07-01-2004 3:15 pm Accra, January 7 - Education ministers from the 15 Member States of the Economic Community of West African States (ECOWAS) will meet in Accra January 9 and 10 (at the Hotel M Plaza), to discuss “Education and Sub-regional integration: our commitments and perspectives”.
This meeting follows a first conference of the ECOWAS education ministers held in Dakar (Senegal) in September 2002 and aims to further discussions on a certain number of key issues for education in Africa, notably: harmonizing national education policies with the New Partnership for African Development (NEPAD) and the aims of the global Education For All movement (EFA)*; teacher training; teaching of science and technology; girl’s education; and education and HIV/AIDS.

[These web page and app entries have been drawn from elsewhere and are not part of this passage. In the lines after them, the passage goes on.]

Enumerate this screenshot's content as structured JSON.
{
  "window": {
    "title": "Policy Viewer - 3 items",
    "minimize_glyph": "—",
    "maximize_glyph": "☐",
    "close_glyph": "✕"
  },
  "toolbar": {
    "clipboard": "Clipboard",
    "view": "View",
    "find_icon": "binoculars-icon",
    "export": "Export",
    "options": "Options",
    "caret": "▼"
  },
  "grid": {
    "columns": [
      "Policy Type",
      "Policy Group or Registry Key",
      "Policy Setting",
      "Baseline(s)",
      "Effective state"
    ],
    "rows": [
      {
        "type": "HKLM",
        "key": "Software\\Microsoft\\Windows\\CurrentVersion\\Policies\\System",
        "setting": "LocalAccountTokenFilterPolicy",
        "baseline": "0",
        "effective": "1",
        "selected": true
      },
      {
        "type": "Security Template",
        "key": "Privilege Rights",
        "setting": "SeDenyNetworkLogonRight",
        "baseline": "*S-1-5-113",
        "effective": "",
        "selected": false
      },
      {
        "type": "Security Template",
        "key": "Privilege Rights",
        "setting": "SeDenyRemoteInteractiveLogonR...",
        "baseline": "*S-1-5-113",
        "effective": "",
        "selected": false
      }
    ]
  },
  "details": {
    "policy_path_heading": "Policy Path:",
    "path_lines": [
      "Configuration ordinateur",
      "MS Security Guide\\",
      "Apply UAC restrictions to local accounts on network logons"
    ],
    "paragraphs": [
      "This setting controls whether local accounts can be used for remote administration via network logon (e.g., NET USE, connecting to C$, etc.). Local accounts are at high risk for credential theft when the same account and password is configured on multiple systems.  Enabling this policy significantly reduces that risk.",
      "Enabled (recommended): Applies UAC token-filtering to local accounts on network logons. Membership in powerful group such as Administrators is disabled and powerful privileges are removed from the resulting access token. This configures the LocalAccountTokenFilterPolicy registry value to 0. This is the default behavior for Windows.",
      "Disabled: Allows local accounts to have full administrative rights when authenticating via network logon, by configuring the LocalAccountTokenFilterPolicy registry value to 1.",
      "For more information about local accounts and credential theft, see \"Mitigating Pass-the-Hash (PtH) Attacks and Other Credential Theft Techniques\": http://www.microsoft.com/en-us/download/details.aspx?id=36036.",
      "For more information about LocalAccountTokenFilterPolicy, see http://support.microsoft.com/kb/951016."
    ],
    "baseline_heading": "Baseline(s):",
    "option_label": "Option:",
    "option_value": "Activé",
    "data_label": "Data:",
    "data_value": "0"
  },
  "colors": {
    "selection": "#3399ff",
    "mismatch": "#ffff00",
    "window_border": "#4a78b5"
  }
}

Preceded by a meeting of experts (Accra, January 7 and 8), this second conference of ECOWAS education ministers, financed partly by UNESCO, is also part of the follow-up to the 8th Conference of the Ministers of Education of African Member States (MINEDAF) which was held from December 2-6, 2002 in Dar-es-Salaam (Tanzania).

At that conference, ministers and representatives from 49 African States committed themselves to finalizing their national EFA plans* by December 2003 and proposed a series of reform measures, notably: devoting at least 20 percent of state budgets to education, and 50 percent of the education budget to primary education; increasing the proportion of non-salary teaching expenses to provide pupils with proper teaching materials; improving teacher training and salaries; achieving pupil/teacher ratios of about 40:1; reducing repeat rates and encouraging the private sector to take in a higher percentage of pupils.

The World Education Forum (Dakar, Senegal 2000) set six goals for achieving Education For All by 2015 and called upon States to establish national plans to reach these objectives.

The World Education Forum

Fuente Media Advisory No.2004 - 02


 ID: 17884 | guest (Leer) Updated: 12-01-2004 2:45 pm | © 2003 - UNESCO - Contact